*** Opening GIVEN INFORMATION ***

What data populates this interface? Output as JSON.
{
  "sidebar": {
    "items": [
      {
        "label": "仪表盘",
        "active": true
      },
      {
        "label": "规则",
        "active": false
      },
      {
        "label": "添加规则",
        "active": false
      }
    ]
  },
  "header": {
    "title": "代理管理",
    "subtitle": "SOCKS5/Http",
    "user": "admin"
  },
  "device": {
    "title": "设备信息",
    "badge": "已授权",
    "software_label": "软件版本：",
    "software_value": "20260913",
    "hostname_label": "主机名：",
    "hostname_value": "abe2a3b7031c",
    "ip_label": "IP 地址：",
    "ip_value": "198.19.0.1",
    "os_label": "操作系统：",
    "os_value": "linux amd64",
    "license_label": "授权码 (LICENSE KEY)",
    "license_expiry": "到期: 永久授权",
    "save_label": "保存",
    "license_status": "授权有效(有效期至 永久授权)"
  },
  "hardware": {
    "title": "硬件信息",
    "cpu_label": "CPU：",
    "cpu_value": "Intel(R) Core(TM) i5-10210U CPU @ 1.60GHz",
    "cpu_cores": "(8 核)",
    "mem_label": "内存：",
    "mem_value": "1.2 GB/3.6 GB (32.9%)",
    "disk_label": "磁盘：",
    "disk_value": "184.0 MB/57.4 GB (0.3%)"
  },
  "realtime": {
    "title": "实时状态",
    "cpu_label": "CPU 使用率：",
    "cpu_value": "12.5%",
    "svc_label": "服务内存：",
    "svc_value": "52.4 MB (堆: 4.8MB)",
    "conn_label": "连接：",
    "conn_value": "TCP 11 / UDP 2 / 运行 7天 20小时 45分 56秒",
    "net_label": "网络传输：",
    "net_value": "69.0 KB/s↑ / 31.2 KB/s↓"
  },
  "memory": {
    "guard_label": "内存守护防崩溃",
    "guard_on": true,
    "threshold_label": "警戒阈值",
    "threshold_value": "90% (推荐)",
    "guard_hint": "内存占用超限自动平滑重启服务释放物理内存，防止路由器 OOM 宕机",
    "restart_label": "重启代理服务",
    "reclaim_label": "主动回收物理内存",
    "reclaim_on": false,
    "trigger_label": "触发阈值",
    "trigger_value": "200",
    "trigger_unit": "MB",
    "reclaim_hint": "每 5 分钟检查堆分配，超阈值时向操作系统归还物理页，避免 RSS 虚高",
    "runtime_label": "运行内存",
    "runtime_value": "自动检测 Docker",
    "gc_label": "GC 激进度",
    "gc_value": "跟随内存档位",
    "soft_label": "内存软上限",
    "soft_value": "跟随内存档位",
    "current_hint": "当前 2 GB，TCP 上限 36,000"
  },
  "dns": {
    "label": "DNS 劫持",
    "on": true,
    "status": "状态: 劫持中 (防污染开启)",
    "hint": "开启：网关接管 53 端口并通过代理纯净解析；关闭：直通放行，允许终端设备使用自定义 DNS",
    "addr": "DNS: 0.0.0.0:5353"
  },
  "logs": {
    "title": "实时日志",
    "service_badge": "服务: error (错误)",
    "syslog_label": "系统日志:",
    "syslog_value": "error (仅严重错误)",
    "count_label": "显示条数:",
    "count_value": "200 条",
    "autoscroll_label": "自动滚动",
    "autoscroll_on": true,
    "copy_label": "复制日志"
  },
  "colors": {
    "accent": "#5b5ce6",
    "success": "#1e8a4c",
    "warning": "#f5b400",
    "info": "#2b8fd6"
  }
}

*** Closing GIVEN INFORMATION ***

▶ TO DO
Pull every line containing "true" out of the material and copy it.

▶ RESPONSE TO THIS TASK
        "active": true
    "guard_on": true,
    "on": true,
    "autoscroll_on": true,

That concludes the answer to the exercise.